The views expressed in this commentary do not necessarily reflect the views of KBBI staff, board or volunteers. If you would like to respond to this commentary, or comment on any subject of local interest, email Commentaries must be submitted in writing and be less than three minutes in length.


This is Emily Springer. On Wednesday morning, I sent an email to a few community council members, some local educators and media personnel, other concerned parents and friends. Basic question. What can we quickly do to close or ask for restrictions with more local establishments? 

If the public schools are mandating remote learning, some local places, the public library, the Pratt Museum, Homer Council on the Arts and others are providing space for meeting with the requirement of practical, prudent health policies to accommodate social time through the current state of the world and a health pandemic. Some organizations are doing it in unique, thoughtful ways that still provide a physical opportunity to share community events.

For example, Pier One's, ticket scheduling and spacing for their recent outdoor showing, Haunted Shakespeare, or Bunnell's, Inspiration and Adaptation, Friday zoom talks. Other places are not showing support of how to lower COVID case numbers.

School closure is extremely challenging for everyone. For many reasons, there are so many ways to fill in the difficulties from many perspectives, students, faculty, and staff, parents, and the community in general.
What happens when a family has several young people with school requirements, but aren't old enough to stay home alone while a parent works? If home alone, can a computer really monitor what the young person is doing? What if there isn't enough space in the home?

What if the family is opposed to eight or more hours, a day of screen and digital technology time?
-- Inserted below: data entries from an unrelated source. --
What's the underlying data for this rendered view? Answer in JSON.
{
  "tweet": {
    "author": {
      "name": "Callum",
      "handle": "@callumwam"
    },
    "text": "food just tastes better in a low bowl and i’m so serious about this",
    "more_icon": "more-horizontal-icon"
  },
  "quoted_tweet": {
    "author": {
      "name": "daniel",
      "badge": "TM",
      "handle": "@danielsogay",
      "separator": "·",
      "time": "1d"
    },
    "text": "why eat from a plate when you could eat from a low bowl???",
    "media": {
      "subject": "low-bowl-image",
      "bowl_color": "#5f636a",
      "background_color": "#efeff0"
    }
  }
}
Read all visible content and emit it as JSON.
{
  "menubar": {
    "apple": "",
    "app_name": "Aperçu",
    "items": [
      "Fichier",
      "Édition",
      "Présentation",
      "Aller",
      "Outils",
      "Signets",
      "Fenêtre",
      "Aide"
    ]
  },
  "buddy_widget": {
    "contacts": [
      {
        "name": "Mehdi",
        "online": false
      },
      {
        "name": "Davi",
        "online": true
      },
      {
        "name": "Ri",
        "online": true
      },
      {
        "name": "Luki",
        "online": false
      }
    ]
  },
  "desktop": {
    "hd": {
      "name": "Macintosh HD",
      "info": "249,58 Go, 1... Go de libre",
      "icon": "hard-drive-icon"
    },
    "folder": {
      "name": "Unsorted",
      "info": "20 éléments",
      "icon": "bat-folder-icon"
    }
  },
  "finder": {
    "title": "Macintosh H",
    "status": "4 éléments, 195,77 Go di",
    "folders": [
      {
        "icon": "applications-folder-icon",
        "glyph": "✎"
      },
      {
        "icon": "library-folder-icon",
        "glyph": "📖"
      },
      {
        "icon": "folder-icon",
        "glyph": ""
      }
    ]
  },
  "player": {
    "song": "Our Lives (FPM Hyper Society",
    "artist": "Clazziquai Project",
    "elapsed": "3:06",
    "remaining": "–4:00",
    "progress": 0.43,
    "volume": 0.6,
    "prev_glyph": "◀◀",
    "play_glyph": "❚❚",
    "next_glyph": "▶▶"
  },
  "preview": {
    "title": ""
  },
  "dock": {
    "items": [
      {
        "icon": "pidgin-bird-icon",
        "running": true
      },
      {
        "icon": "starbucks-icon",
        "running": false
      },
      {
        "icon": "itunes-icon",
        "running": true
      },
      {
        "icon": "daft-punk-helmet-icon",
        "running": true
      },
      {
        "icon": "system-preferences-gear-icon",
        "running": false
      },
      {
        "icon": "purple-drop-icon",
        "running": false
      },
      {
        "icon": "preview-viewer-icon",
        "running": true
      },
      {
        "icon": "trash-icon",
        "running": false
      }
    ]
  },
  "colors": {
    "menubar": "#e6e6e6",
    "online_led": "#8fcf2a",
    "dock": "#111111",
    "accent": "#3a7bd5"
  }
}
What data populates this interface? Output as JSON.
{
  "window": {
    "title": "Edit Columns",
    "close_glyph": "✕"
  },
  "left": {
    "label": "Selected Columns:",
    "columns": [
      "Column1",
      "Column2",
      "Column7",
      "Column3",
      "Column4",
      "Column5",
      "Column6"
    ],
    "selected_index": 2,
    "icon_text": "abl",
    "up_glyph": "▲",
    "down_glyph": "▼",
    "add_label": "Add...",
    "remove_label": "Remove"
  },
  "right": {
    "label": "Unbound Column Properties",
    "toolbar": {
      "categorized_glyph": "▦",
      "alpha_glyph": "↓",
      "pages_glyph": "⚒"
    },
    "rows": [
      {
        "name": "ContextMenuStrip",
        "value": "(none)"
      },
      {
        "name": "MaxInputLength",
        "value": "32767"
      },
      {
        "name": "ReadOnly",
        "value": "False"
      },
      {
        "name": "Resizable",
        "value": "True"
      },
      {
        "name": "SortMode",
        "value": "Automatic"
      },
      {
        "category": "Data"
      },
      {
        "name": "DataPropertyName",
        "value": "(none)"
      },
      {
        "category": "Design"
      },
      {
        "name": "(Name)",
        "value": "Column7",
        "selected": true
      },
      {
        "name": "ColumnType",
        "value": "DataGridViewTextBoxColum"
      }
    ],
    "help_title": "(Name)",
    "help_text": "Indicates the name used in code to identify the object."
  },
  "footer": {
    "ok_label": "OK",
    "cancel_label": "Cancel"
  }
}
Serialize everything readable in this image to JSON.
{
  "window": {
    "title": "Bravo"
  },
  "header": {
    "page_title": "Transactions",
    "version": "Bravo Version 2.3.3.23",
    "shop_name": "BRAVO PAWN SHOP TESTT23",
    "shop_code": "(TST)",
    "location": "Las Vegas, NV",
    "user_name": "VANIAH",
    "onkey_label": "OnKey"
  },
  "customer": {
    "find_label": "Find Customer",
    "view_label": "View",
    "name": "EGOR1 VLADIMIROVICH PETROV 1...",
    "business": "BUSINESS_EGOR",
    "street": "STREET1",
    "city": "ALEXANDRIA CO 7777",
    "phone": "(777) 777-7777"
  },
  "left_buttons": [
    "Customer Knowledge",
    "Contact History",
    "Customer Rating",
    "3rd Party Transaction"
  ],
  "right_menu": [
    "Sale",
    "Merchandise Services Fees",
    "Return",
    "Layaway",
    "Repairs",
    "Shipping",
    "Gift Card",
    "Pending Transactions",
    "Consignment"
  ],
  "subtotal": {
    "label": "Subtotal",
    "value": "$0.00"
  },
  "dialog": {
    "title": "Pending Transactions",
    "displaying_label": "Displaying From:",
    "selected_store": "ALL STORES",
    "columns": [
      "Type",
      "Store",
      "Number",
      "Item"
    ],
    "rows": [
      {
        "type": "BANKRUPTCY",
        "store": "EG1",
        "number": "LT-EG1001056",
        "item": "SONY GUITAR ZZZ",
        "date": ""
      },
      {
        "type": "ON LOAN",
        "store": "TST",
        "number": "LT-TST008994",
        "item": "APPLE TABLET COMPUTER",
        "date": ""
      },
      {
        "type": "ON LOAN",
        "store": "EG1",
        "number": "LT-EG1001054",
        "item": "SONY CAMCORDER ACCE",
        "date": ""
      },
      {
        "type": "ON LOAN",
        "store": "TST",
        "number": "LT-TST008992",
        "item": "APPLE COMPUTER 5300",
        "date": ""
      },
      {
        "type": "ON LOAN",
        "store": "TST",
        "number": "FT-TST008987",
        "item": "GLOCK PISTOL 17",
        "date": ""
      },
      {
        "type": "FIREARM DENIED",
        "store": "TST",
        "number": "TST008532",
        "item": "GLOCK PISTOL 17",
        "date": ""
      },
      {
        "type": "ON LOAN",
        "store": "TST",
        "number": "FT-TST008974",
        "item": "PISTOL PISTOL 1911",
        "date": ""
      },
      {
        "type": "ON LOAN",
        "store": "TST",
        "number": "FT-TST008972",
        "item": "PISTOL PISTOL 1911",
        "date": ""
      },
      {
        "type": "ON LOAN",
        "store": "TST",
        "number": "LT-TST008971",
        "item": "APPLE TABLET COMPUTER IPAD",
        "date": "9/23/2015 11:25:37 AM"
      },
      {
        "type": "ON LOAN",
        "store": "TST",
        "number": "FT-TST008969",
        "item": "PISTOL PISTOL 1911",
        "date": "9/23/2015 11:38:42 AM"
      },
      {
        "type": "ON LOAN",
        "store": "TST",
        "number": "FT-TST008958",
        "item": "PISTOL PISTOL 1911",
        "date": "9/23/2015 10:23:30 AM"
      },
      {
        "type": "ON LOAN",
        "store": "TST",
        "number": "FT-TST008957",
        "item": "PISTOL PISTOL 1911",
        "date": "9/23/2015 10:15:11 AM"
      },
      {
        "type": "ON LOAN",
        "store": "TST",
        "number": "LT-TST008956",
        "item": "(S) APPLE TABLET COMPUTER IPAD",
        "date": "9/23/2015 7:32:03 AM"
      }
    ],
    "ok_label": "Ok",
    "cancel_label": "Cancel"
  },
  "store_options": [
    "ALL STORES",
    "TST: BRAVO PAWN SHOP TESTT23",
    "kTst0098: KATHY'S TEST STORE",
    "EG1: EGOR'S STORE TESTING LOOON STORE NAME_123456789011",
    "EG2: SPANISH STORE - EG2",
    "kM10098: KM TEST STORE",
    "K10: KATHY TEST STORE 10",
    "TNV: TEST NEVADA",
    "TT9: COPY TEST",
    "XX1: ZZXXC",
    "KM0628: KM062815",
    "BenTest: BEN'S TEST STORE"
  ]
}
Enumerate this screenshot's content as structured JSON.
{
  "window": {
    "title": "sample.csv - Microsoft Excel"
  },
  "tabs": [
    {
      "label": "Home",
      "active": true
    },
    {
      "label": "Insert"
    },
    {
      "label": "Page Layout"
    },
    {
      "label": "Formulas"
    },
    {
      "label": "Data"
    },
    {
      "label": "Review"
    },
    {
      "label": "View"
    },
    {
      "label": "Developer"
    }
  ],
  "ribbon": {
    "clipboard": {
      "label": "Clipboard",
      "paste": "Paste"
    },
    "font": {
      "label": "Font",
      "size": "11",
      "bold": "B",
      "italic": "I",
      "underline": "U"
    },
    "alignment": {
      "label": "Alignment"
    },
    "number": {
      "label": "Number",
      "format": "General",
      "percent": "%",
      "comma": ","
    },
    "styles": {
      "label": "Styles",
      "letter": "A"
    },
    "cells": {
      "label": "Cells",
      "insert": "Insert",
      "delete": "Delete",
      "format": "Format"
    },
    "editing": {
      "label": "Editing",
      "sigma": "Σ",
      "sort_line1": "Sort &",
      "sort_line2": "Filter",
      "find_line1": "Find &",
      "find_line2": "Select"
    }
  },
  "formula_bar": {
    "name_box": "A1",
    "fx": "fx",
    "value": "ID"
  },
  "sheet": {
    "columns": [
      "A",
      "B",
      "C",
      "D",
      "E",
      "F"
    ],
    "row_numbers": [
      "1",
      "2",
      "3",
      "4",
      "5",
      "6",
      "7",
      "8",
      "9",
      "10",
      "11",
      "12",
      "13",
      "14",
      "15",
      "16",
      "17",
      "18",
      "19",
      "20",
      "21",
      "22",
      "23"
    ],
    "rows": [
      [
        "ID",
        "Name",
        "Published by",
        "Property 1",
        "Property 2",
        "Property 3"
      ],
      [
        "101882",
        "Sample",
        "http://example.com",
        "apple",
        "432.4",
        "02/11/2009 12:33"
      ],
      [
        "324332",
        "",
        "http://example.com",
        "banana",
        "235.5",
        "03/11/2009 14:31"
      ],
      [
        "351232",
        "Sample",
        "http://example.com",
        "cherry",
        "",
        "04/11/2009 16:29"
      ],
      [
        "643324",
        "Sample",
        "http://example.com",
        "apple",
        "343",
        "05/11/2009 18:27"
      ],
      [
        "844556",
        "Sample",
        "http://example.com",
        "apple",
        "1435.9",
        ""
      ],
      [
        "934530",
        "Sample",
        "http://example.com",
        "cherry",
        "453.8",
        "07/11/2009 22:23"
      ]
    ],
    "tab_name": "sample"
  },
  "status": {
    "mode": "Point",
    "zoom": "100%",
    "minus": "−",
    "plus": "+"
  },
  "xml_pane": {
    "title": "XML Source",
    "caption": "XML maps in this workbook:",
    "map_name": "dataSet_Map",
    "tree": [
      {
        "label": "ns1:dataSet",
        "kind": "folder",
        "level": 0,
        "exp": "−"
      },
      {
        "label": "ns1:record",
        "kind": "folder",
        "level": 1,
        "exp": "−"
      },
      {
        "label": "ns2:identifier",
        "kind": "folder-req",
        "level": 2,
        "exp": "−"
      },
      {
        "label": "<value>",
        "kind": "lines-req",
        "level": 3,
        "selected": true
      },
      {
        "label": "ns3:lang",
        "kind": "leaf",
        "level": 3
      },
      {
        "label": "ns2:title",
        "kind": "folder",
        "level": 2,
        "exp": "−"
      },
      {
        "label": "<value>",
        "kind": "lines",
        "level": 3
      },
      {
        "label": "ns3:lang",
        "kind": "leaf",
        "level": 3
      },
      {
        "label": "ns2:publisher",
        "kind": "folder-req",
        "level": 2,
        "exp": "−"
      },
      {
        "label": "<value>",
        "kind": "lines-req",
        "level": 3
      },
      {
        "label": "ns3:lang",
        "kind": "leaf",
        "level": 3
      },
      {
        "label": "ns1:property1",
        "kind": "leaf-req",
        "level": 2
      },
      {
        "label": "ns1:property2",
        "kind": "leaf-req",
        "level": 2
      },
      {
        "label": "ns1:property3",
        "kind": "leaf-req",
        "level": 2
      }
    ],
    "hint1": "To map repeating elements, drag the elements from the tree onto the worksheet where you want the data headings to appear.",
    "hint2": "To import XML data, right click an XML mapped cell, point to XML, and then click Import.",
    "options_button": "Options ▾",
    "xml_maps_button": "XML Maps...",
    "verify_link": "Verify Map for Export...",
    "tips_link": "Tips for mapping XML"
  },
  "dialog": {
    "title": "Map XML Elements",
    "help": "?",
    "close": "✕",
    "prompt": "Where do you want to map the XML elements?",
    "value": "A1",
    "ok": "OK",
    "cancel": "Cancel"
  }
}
But what can the community of Homer do to support and return to public in-person education?
There is one thing: lower COVID case numbers in the southern part of the Kenai Peninsula.

How to do that has become obvious, constantly repeated and recommended  public information since the beginning of the pandemic.
Wash your hands. Wear a mask. Stay six feet apart. Practice social distancing. Avoid large gatherings. 

Structured, credible health agencies provide this practical information for us at all levels of community:
Homer's South Peninsula  Hospital, the Alaska Department of Health and Social Services, the United States Center for Disease Control, the World Health Organization. Take a look at the dashboard on the Johns Hopkins University of Medicine website. See what the United States looks like in COVID cases, in the context of the rest of the world.

I phrase it in one word to my children when we leave the house:  Masks.   
Please follow the guidelines we have available. Put a mask on. Lower our COVID numbers. 
Let's help open our schools to benefit everyone in the community.

COVID-19 CommentaryCOVID 19Emilie Springer